People with heightened conspiracy mentality appear to have adopted behaviors to prevent the spread of COVID-19 — at least until those behaviors were officially endorsed by the government. That’s the finding from a new study published in the British Journal of Health Psychology, which suggests that those who believe the world is actually controlled by hidden elites disengage with prevention measures when they are advocated by the government.
On March 11th, 2020, the World Health Organization declared the outbreak of the novel coronavirus SARS‐CoV‐2 to be a global pandemic. Governments around the world urged people to follow preventive health measures such as frequent hand washing and physical distancing. But not everyone abided by the safety guidelines, and researchers in France wondered if conspiratorial thinking was playing a role.

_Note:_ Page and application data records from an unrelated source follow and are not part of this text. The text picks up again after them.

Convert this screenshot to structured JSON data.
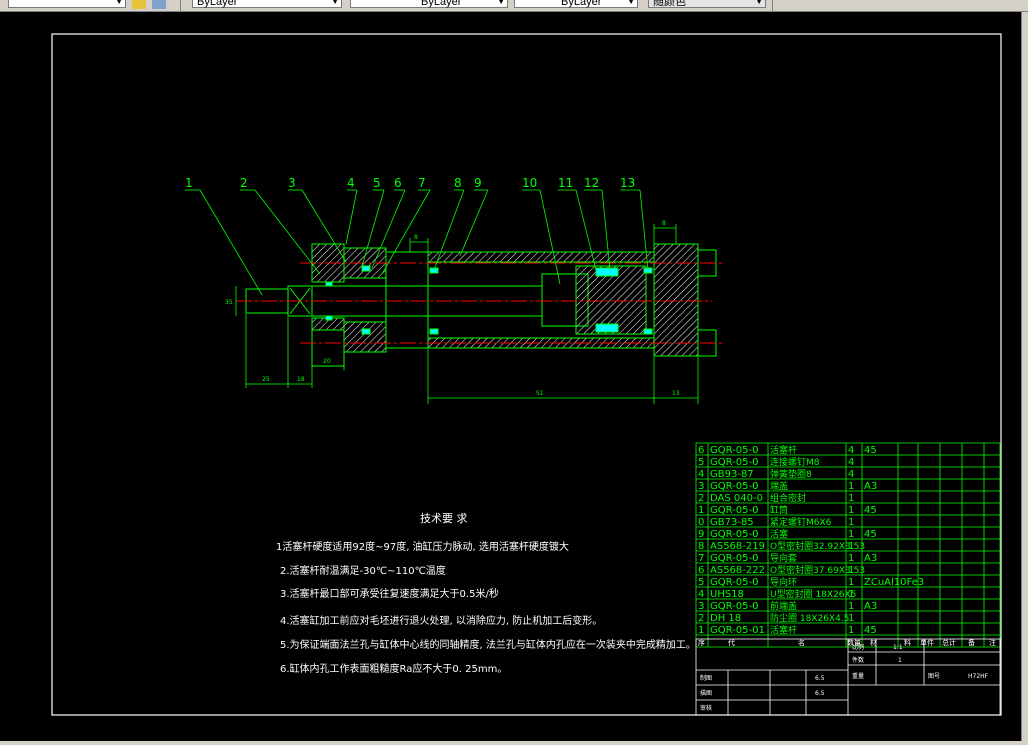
{
  "toolbar": {
    "layer_color": "ByLayer",
    "linetype": "ByLayer",
    "lineweight": "ByLayer",
    "plotstyle": "随颜色"
  },
  "colors": {
    "background": "#000000",
    "frame": "#ffffff",
    "geometry": "#00ff00",
    "text": "#ffffff",
    "centerline": "#ff0000",
    "seal": "#00ffff",
    "hatch": "#ffffff"
  },
  "balloons": [
    "1",
    "2",
    "3",
    "4",
    "5",
    "6",
    "7",
    "8",
    "9",
    "10",
    "11",
    "12",
    "13"
  ],
  "dimensions": {
    "d1": "25",
    "d2": "18",
    "d3": "20",
    "d4": "8",
    "d5": "8",
    "stroke": "S1",
    "d7": "13",
    "dia": "35"
  },
  "notes": {
    "title": "技术要 求",
    "lines": [
      "1活塞杆硬度适用92度~97度, 油缸压力脉动, 选用活塞杆硬度镀大",
      "2.活塞杆耐温满足-30℃~110℃温度",
      "3.活塞杆最口部可承受往复速度满足大于0.5米/秒",
      "4.活塞缸加工前应对毛坯进行退火处理, 以消除应力, 防止机加工后变形。",
      "5.为保证端面法兰孔与缸体中心线的同轴精度, 法兰孔与缸体内孔应在一次装夹中完成精加工。",
      "6.缸体内孔工作表面粗糙度Ra应不大于0.        25mm。"
    ]
  },
  "bom": {
    "rows": [
      {
        "no": "6",
        "code": "GQR-05-0",
        "name": "活塞杆",
        "qty": "4",
        "mat": "45"
      },
      {
        "no": "5",
        "code": "GQR-05-0",
        "name": "连接螺钉M8",
        "qty": "4",
        "mat": ""
      },
      {
        "no": "4",
        "code": "GB93-87",
        "name": "弹簧垫圈8",
        "qty": "4",
        "mat": ""
      },
      {
        "no": "3",
        "code": "GQR-05-0",
        "name": "端盖",
        "qty": "1",
        "mat": "A3"
      },
      {
        "no": "2",
        "code": "DAS 040-0",
        "name": "组合密封",
        "qty": "1",
        "mat": ""
      },
      {
        "no": "1",
        "code": "GQR-05-0",
        "name": "缸筒",
        "qty": "1",
        "mat": "45"
      },
      {
        "no": "0",
        "code": "GB73-85",
        "name": "紧定螺钉M6X6",
        "qty": "1",
        "mat": ""
      },
      {
        "no": "9",
        "code": "GQR-05-0",
        "name": "活塞",
        "qty": "1",
        "mat": "45"
      },
      {
        "no": "8",
        "code": "AS568-219",
        "name": "O型密封圈32.92X3.53",
        "qty": "1",
        "mat": ""
      },
      {
        "no": "7",
        "code": "GQR-05-0",
        "name": "导向套",
        "qty": "1",
        "mat": "A3"
      },
      {
        "no": "6",
        "code": "AS568-222",
        "name": "O型密封圈37.69X3.53",
        "qty": "1",
        "mat": ""
      },
      {
        "no": "5",
        "code": "GQR-05-0",
        "name": "导向环",
        "qty": "1",
        "mat": "ZCuAl10Fe3"
      },
      {
        "no": "4",
        "code": "UHS18",
        "name": "U型密封圈 18X26X5",
        "qty": "1",
        "mat": ""
      },
      {
        "no": "3",
        "code": "GQR-05-0",
        "name": "前端盖",
        "qty": "1",
        "mat": "A3"
      },
      {
        "no": "2",
        "code": "DH 18",
        "name": "防尘圈 18X26X4.5",
        "qty": "1",
        "mat": ""
      },
      {
        "no": "1",
        "code": "GQR-05-01",
        "name": "活塞杆",
        "qty": "1",
        "mat": "45"
      }
    ],
    "header": {
      "no": "序",
      "code": "代",
      "name": "名",
      "qty": "数量",
      "mat": "材",
      "c6": "料",
      "c7": "单件",
      "c8": "总计",
      "c9": "备",
      "c10": "注"
    }
  },
  "titleblock": {
    "scale_label": "比例",
    "scale_value": "1:1",
    "count_label": "件数",
    "count_value": "1",
    "weight_label": "重量",
    "sheet_label": "图号",
    "sheet_value": "H72HF",
    "drawn_label": "制图",
    "drawn_value": "6.5",
    "check_label": "描图",
    "check_value": "6.5",
    "review_label": "审核"
  }
}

“From the beginning of the COVID-19 pandemic, we saw conspiracy theories emerge about the virus, such as the fact that it was created in a Chinese laboratory, or on the contrary by American institutions,” said study author Gaelle Marinthe of the University of Rennes 2 and University Sorbonne-Nouvelle Paris 3.
“We could also see that many people were reluctant to follow preventive behaviors, precisely because it was seen as serving the interests of certain industrial or political groups. In order to fight this pandemic, the involvement of everyone in complying with prevention measures is essential.”
“Together with my colleagues, we then wanted to understand what the link was between a conspiracy mentality (in other words, the tendency to perceive the world as full of conspiracies) and commitment to preventive behavior. We also wanted to examine whether there were factors that could reduce the reluctance of people high in conspiracy mentality to comply with prevention measures,” Marinthe explained.
The researchers conducted an online survey of French participants on March 9th. They conducted a second survey between March 18th and 23rd, just days after the French government issued a confinement order to curb the spread of the virus.
The first survey found that increased conspiracy mentality predicted increased engagement with preventive behaviors such as no longer going to public places or talking to people, which at the time had not been recommended by French authorities. But conspiracy mentality was unrelated to engagement in the government-endorsed preventive behaviors of avoiding physical greetings like handshakes and kisses.
However, the second survey found that once the French government turned what had previously been extreme, non‐normative preventive behaviors into official recommendations, increased conspiracy mentality predicted reduced compliance with confinement measures.
“We have shown through two studies involving 991 French people that the more people had a conspiracy mentality, the less they complied with preventive measures when these were driven by the government. However, we also noted that these individuals perceived more risk to themselves, particularly the risk of death, and that this risk could alleviate the disengagement in preventive behaviors,” Marinthe told PsyPost.
“Based on the results of our study, and in order to mobilize people high in conspiracy mentality who are generally less inclined to adopt prevention measures, we recommend not mentioning the fact that these measures are driven by the government. Highlighting individual risk can also help these individuals to adopt preventive behaviors.”
But like all research, the study includes some limitations.
“In social psychology, two types of studies can be distinguished: correlational studies, which allow us to observe links between variables but not to prove causality between them, and experimental studies, which allow us to prove causality by manipulating a variable. The studies we have conducted are correlational. In other words, the causal link that we put forward between our variables (conspiracy mentality, perceived risk and preventive behaviors) is derived from theory and is consistent with our data, but is not experimentally proven,” Marinthe said.
“Experimental studies will therefore be needed to confirm the causal links we suggest. The second major point is that our studies were conducted on a French population, at a time when the COVID-19 health threat was particularly strong. The effects we observed may not be the same depending on the national context or the degree of salience of the COVID-19 threat. Other studies in other contexts could then usefully complement ours.”
“Communication around COVID-19, or any other threat, is complex. What we observe in our study applies to people with a high conspiracy mentality, but is not necessarily true for others. For example, we found that people with high conspiracy mentality were less likely to comply with prevention behaviors when they were dictated by the government,” Marinthe added.
“In general, however, highlighting a source of authority (e.g., government) can help to enforce preventive measures. Communication around such an issue is therefore multifaceted, and must take into account the different characteristics of individuals in order to increase its effectiveness.”
The study, “Looking out for myself: Exploring the relationship between conspiracy mentality, perceived personal risk, and COVID‐19 prevention measures“, was authored by Gaelle Marinthe, Genavee Brown, Sylvain Delouvee, and Daniel Jolley.